Computers and Society

Only available on StudyMode
  • Download(s) : 300
  • Published : October 8, 1999
Open Document
Text Preview
Computers and Society

The decade of the 1980's saw an explosion in computer technology and computer usage that deeply changed society. Today computers are a part of everyday life, they are in their simplest form a digital watch or more complexly computers manage power grids, telephone networks, and the money of the world. Henry Grunwald, former US ambassador to Austria best describes the computer's functions, "It enables the mind to ask questions, find answers, stockpile knowledge, and devise plans to move mountains, if not worlds." Society has embraced the computer and accepted it for its many powers which can be used for business, education, research, and warfare.

The first mechanical calculator, a system of moving beads called the abacus, was invented in Babylonia around 500 BC. The abacus provided the fastest method of calculating until 1642, when the French scientist Pascal invented a calculator made of wheels and cogs. The concept of the modern computer was first outlined in 1833 by the British mathematician Charles Babbage. His design of an analytical engine contained all of the necessary components of a modern computer: input devices, a memory, a control unit, and output devices. Most of the actions of the analytical engine were to be done through the use of punched cards. Even though Babbage worked on the analytical engine for nearly 40 years, he never actually made a working machine.

In 1889 Herman Hollerith, an American inventor, patented a calculating machine that counted, collated, and sorted information stored on punched cards. His machine was first used to help sort statistical information for the 1890 United States census. In 1896 Hollerith founded the Tabulating Machine Company to produce similar machines. In 1924, the company changed its name to International Business Machines Corporation. IBM made punch-card office machinery that dominated business until the late 1960s, when a new generation of computers made the punch card machines obsolete.

The first fully electronic computer used vacuum tubes, and was so secret that its existence was not revealed until decades after it was built. Invented by the English mathematician Alan Turing and in 1943, the Colossus was the computer that British cryptographers used to break secret German military codes. The first modern general-purpose electronic computer was ENIAC or the Electronic Numerical Integrator and Calculator. Designed by two American engineers, John Mauchly and Presper Eckert, Jr., ENIAC was first used at the University of Pennsylvania in 1946.

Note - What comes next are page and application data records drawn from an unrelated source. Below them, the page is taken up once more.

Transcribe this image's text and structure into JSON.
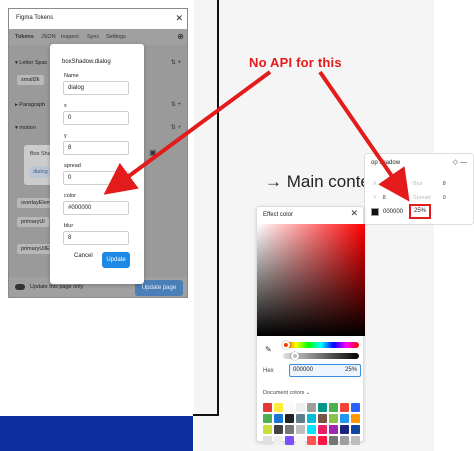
{
  "plugin": {
    "title": "Figma Tokens",
    "close_glyph": "✕",
    "tabs": [
      "Tokens",
      "JSON",
      "Inspect",
      "Sync",
      "Settings"
    ],
    "add_glyph": "⊕",
    "rows": [
      {
        "label": "Letter Spac",
        "expanded": true
      },
      {
        "label": "Paragraph",
        "expanded": false
      },
      {
        "label": "motion",
        "expanded": true
      }
    ],
    "tokens": [
      "small2k",
      "overlayEleme",
      "primaryUI",
      "primaryUIlEle"
    ],
    "row_icons": "⇅  +",
    "footer": {
      "toggle_label": "Update this page only",
      "update_page_button": "Update page"
    }
  },
  "box_shadow_popup": {
    "label": "Box Sha",
    "input_value": "dialog"
  },
  "dialog": {
    "title": "boxShadow.dialog",
    "fields": [
      {
        "label": "Name",
        "value": "dialog"
      },
      {
        "label": "x",
        "value": "0"
      },
      {
        "label": "y",
        "value": "8"
      },
      {
        "label": "spread",
        "value": "0"
      },
      {
        "label": "color",
        "value": "#000000"
      },
      {
        "label": "blur",
        "value": "8"
      }
    ],
    "cancel_label": "Cancel",
    "update_label": "Update"
  },
  "annotation": {
    "text": "No API for this",
    "color": "#e41b1b"
  },
  "canvas": {
    "frame_label": "Main conten",
    "accent_blue": "#0b2f9c"
  },
  "drop_shadow_panel": {
    "title": "op shadow",
    "icons": "◇  —",
    "x_value": "0",
    "y_value": "8",
    "blur_label": "Blur",
    "blur_value": "8",
    "spread_label": "Spread",
    "spread_value": "0",
    "hex": "000000",
    "opacity": "25%"
  },
  "effect_color": {
    "title": "Effect color",
    "close_glyph": "✕",
    "hex_label": "Hex",
    "hex_value": "000000",
    "alpha_value": "25%",
    "document_colors_label": "Document colors ⌄",
    "swatches": [
      "#e53935",
      "#ffeb3b",
      "#fafafa",
      "#eeeeee",
      "#9e9e9e",
      "#009688",
      "#4caf50",
      "#f44336",
      "#2962ff",
      "#4caf50",
      "#1976d2",
      "#212121",
      "#607d8b",
      "#00bcd4",
      "#795548",
      "#8bc34a",
      "#2196f3",
      "#ff9800",
      "#cddc39",
      "#424242",
      "#757575",
      "#bdbdbd",
      "#00e5ff",
      "#e91e63",
      "#9c27b0",
      "#1a237e",
      "#0d47a1",
      "#e0e0e0",
      "#eeeeee",
      "#7c4dff",
      "#f5f5f5",
      "#ff5252",
      "#ff1744",
      "#757575",
      "#9e9e9e",
      "#bdbdbd"
    ]
  }
}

The invention of the transistor in 1948 brought about a revolution in computer development, vacuum tubes were replaced by small transistors that generated little heat and functioned perfectly as switches. Another big breakthrough in computer miniaturization came in 1958, when Jack Kilby designed the first integrated circuit. It was a wafer that included transistors, resistors, and capacitors the major components of electronic circuitry. Using less expensive silicon chips, engineers succeeded in putting more and more electronic components on each chip. Another revolution in microchip technology occurred in 1971 when the American engineer Marcian Hoff combined the basic elements of a computer on one tiny silicon chip, which he called a microprocessor. This microprocessor the Intel 4004 and the hundreds of variations that followed are the dedicated computers that operate thousands of modern products and form the heart of almost every general-purpose electronic computer.

By the mid-1970s, microchips and microprocessors had reduced the cost of the thousands of electronic components required in a computer. The first affordable desktop computer designed specifically for personal use was called the Altair 8800, first sold in 1974. In 1977 Tandy Corporation became the first major electronics firm to produce a personal computer. Soon afterward, a company named Apple Computer, founded by Stephen...
tracking img